Highlighting Cancer

movimg1Cancer surgery is tricky because you don’t want to miss any cancer, but you also don’t want to cut healthy tissue. Now doctors are testing a new technique that uses a safe chemical highlighter, allowing surgeons to cut by colour.
John Frangioni and his collegues at Beth Israel Deaconess Medical Center in Boston invented a camera that shows a part of the light spectrum that people can’t see. The dye gives off near infrared light, or what Frangioni dubs “invisible light.”

In this the trial, the researchers hope to confirm that using the invisible light system doesn’t interfere with surgeons’ workflow during breast cancer surgery, as well as its potential to be a better tracer of lymph fluid.

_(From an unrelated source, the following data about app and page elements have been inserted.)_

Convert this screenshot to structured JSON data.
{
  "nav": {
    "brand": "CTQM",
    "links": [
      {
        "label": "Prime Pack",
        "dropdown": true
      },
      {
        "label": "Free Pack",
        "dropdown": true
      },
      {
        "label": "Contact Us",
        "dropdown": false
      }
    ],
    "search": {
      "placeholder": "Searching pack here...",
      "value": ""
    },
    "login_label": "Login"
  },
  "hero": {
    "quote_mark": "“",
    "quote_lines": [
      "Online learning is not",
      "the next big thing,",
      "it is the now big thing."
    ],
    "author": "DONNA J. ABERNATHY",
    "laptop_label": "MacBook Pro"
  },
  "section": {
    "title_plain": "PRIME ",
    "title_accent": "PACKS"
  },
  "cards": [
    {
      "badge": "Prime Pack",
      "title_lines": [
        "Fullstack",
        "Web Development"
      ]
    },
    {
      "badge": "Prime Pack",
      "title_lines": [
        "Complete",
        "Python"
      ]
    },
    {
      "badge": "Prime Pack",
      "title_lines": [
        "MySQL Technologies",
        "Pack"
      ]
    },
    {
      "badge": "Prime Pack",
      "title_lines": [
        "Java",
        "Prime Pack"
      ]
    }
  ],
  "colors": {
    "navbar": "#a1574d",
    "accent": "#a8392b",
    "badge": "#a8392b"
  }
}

Even though both the dye and the radioactive tracer are injected into the same area, doctors can evaluate them independently because they don’t interfere with each other. Frangioni hopes that ultimately, the new system will prove to have many other advantages, especially in cancer surgery, by better showing surgeons what to cut, and what to avoid.

See  more in this ScienCentral News video.